QUESTIONS about added pounds and romantic prospects (or a lack thereof) are part of a toxic culture “rooted in our nature to be friendly and sociable” and should be avoided during holiday reunions, a psychologist said. 

“The downside is we don’t respect boundaries anymore,” said Dr. Rea Celine Villa, a senior psychologist of Mind You Mental Health Systems, which provides mental health services. 

The chorus of offensive comments and questions — “You gained weight!” “When are you going to marry?” “Why is your child even taking that university degree? Graduates of that degree don’t earn much!” — can be attributed to a lack of skill in small talk, Dr. Villa said, citing the sociologist Bro. Clifford T. Sorita, who spoke about the Filipino fondness for uncomfortable personal questions as conversation starters with GMA News Online.  

While Westerners build rapport by referencing the weather, Filipinos go straight for the jugular and ask about intimate details, said Dr. Villa in the vernacular. 

“We try our best to build rapport with relatives, but it sometimes comes off as off,” she added. “We need to refine this method.”  

Individuals at the receiving end of these intrusive questions should deflect, diffuse, or decide to decline, and “respectfully agree to disagree,” suggested Dr. Villa at a Dec. 14 webinar.   

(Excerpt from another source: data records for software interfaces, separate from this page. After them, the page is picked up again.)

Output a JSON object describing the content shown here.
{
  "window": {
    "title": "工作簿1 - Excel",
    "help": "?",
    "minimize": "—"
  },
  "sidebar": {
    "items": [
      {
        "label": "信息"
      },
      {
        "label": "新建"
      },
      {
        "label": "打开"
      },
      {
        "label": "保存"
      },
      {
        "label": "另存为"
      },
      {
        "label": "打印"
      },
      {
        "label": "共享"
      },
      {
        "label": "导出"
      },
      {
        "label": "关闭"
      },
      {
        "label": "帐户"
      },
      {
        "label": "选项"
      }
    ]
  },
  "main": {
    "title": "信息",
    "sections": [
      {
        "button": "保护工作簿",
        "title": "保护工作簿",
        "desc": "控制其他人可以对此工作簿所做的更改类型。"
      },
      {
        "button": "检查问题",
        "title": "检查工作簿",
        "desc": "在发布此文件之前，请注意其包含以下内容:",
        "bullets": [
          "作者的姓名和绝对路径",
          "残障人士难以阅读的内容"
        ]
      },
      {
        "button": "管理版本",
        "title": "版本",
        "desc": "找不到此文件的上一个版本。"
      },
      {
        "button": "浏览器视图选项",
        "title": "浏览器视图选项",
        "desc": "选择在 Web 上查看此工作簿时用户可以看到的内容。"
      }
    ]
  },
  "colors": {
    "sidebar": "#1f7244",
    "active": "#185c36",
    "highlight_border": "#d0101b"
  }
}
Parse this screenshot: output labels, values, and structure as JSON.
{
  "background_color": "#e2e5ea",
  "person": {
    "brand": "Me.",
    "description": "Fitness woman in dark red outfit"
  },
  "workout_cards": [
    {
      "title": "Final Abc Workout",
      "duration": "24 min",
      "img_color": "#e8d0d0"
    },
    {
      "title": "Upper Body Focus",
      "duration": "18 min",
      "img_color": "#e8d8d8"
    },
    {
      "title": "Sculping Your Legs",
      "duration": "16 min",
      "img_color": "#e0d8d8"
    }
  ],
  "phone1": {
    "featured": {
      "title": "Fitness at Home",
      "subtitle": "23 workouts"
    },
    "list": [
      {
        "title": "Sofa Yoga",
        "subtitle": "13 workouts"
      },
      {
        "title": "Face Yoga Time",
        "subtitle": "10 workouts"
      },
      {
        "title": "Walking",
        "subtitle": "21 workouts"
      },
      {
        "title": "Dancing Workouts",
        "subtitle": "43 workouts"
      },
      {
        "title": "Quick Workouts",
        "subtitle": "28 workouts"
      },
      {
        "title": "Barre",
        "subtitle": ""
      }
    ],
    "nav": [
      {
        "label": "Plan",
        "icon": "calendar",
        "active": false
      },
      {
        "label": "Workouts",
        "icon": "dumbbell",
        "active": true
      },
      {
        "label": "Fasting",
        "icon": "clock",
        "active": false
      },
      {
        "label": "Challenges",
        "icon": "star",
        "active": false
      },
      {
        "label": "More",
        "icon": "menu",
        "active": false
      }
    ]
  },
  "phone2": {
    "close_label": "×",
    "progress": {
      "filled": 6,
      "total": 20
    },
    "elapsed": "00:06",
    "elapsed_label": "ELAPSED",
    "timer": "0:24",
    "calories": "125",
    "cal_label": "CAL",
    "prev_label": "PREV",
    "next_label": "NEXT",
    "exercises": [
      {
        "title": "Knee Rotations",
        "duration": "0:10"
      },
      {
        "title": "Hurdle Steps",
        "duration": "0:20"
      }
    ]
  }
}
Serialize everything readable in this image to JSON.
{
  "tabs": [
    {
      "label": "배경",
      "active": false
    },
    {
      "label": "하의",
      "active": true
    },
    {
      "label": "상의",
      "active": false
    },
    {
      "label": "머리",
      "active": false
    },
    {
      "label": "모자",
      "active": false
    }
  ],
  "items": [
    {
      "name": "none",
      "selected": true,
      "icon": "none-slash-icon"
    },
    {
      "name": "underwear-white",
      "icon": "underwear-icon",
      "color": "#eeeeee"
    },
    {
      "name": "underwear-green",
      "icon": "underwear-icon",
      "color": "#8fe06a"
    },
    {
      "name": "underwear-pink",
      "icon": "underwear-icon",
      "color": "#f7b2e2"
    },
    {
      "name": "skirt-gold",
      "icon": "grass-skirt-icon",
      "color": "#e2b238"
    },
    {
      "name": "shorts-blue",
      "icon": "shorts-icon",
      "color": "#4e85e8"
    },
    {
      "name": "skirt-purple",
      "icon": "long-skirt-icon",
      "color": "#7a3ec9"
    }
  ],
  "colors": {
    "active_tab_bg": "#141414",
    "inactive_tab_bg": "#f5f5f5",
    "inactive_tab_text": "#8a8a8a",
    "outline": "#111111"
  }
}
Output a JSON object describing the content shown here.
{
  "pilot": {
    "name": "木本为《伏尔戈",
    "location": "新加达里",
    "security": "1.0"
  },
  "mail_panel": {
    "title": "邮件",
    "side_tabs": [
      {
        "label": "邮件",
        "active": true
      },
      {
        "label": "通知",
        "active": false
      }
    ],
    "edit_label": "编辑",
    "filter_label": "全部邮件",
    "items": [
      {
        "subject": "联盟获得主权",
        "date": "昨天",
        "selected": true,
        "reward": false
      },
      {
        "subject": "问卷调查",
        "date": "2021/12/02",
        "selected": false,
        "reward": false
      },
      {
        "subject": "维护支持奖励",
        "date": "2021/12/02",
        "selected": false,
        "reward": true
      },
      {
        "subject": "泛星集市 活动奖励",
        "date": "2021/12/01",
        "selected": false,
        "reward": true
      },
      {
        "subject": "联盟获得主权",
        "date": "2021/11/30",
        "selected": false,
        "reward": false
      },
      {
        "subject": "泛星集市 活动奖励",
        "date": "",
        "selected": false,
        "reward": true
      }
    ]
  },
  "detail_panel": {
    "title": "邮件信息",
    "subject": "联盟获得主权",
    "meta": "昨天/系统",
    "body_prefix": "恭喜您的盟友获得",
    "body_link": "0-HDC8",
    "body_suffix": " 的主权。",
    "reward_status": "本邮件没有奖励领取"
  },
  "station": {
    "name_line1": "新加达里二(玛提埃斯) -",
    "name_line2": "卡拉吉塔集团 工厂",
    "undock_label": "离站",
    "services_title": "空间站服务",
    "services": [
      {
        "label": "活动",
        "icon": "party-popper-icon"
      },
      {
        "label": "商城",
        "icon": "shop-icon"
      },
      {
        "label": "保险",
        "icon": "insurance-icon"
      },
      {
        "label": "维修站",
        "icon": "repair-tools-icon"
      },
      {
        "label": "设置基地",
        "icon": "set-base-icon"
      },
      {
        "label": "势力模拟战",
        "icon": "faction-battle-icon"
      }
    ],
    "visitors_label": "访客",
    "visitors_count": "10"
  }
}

“Don’t be afraid to communicate,” she said, adding that family reunions can be marked by joy and humor without the meddling and gossip. — P. B. Mirasol